As the old group, the Byrds, said: “there is a season, turn turn turn”… Currently that season is Forster’s Tern season here in the mid-Atlantic. The Forster’s Terns are in full breeding plumage and eager to fish. Terns are fun to watch while they fish, if you have never seen them they fly over the water and stop on a dime when they spot a fish. They then hover for a second while they confirm their findings and then simply fall out of the air. The terns dive bomb into the water with a loud splash. This is not a graceful dive like a kingfisher, this is a crash that makes a loud noise.
So this will likely be an ongoing series about my thoughts regarding some birding photos. Hopefully these musing will be amusing…
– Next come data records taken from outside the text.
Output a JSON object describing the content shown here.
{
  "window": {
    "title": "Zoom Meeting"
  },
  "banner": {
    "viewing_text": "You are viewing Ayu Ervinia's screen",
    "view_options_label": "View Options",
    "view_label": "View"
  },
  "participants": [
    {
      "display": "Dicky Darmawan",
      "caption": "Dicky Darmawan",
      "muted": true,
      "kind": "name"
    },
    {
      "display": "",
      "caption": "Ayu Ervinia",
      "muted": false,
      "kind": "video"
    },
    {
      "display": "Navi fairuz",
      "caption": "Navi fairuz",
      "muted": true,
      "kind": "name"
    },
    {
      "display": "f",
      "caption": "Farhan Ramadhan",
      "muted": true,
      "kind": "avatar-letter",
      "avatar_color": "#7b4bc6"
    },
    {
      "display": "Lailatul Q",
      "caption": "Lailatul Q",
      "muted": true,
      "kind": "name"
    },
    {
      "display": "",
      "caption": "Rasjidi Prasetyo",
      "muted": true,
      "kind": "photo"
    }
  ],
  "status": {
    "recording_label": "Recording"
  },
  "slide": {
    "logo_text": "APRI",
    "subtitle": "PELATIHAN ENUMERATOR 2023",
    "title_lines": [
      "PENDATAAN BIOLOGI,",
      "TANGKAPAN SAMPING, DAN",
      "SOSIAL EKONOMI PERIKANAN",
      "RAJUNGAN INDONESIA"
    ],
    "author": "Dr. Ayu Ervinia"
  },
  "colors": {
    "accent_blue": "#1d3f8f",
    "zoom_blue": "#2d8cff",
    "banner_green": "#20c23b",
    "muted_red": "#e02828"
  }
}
How do birds hunt when the water is covered in duckweed? This has always puzzled me. There was no patch of clear water that this Green Heron was peering into, just more duckweed. This was taken at The Magnolia Plantation in Charleston, South Carolina. They have an area called the Audubon Swamp Garden and it is amazing! It is a haven for Anhinga, Green Heron, Little Blue Heron, Great Egrets, and Great Blue Herons.
Several types of birds seem to have this uncanny ability to fish through duckweed. Several raptors like Bald Eagle can peer down into murky water and see fish where we cannot see anything. I’ve seen Snowy and Reddish Egrets raise their wings in a curtain to seemingly reduce the glare so they can see into the water better. But there is something going on with these birds eyes that I don’t know about.
Ok, do packs of birds know each other? Do they look for each other and stay in groups? Or do they simply see a small group and join in uninvited? I have never heard of a banding project that bands groups of birds that are together to see if they stay together. I know birds can recognize each other to some extent because some birds mate for life. Does this picture represent five good friends who love to hang at the beach together or a random assortment of Sanderlings who know nothing more then they are the same species looking for the same food.
I love watching Sanderling on the beach. They are very active birds. As a wave rolls out the Sanderling run down the beach looking for food. As a new wave rolls in they run back up the beach just inches from the water. Then they repeat the action over an over. These little pint size birds are dancing with forces much bigger than themselves. I honestly don’t know how they are able to consume more calories then they burn with all the running they do.